## DIRECTIONS FOR THIS TASK
Among the entries below, find the lines with the word "JSON" and copy them.

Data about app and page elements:
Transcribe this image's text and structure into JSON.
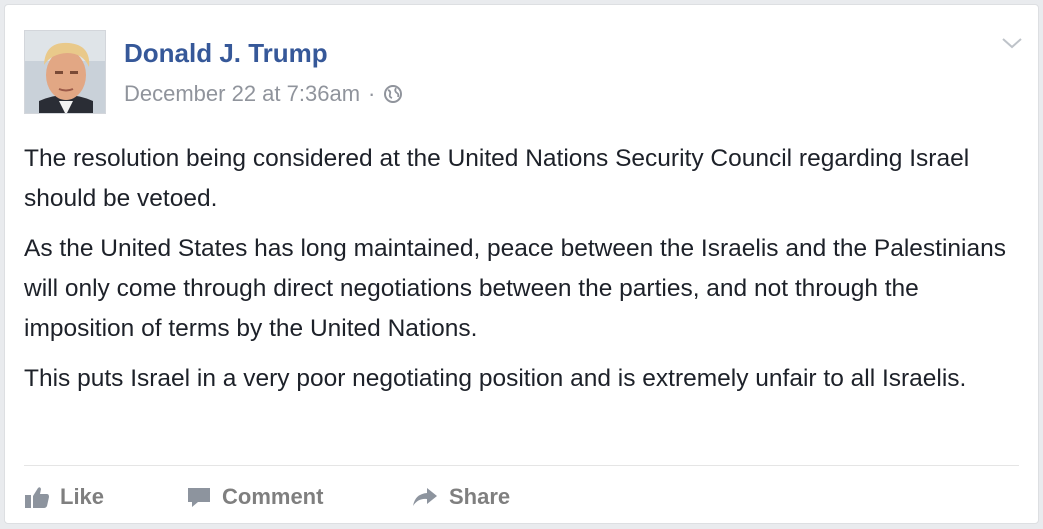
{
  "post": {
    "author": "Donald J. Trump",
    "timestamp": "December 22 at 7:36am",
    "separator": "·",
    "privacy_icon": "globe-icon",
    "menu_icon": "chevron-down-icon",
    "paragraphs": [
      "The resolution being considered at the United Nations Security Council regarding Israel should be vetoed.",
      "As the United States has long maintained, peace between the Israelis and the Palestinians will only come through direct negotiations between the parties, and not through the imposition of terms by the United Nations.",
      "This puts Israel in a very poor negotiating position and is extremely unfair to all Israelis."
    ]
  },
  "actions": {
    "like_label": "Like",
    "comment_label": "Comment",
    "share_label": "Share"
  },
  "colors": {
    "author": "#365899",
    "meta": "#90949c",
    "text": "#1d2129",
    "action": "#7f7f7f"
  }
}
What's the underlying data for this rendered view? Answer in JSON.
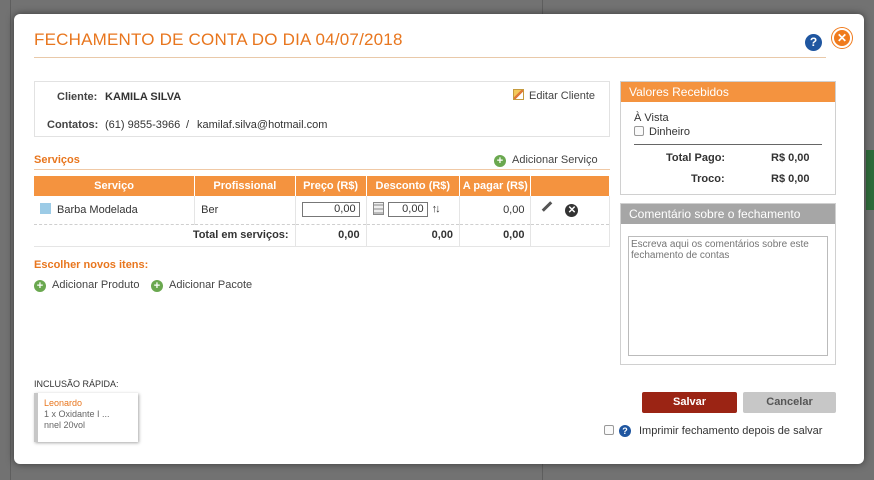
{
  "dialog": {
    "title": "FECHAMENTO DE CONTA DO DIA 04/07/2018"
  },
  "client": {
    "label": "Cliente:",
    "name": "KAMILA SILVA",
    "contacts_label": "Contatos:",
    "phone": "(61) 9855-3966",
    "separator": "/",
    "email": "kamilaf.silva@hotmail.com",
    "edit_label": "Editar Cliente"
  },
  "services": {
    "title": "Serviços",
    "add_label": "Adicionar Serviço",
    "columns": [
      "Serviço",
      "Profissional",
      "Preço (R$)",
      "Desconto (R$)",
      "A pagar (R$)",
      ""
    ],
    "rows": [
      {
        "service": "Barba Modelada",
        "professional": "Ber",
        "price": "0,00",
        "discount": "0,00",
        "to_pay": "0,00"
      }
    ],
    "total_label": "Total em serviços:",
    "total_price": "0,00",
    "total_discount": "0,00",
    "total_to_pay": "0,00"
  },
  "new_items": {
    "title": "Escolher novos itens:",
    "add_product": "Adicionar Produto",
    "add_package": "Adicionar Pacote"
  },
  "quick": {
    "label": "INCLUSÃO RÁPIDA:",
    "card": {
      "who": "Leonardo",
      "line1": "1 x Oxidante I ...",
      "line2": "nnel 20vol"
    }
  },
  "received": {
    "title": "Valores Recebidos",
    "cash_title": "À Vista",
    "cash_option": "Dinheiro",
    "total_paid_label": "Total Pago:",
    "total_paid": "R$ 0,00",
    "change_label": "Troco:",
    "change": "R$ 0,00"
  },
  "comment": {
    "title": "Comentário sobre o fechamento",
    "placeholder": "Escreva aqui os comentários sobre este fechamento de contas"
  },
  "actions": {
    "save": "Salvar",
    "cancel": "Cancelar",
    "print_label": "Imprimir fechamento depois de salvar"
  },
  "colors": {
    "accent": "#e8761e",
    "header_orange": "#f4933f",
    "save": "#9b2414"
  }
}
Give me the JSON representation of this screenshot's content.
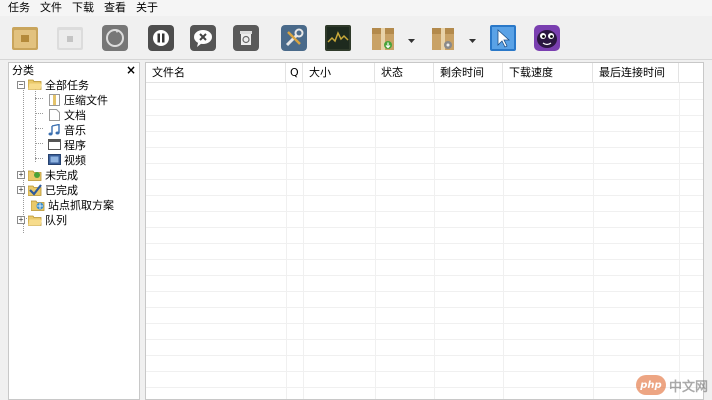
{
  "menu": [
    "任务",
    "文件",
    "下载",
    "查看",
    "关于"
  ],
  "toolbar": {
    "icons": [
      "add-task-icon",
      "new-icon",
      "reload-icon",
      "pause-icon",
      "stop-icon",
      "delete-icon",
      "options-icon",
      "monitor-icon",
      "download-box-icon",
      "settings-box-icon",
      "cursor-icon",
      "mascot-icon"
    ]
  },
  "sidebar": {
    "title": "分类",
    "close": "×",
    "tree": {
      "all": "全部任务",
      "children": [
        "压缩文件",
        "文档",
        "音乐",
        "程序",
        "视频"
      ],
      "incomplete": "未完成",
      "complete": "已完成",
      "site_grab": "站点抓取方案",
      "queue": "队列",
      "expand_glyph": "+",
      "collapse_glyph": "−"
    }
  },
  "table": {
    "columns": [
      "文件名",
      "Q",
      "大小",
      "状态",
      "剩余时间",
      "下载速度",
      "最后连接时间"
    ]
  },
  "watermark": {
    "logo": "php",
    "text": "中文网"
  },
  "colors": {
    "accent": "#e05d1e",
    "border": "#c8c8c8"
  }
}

## EXERCISE RESPONSE
Transcribe this image's text and structure into JSON.
What's the underlying data for this rendered view? Answer in JSON.
Give me the JSON representation of this screenshot's content.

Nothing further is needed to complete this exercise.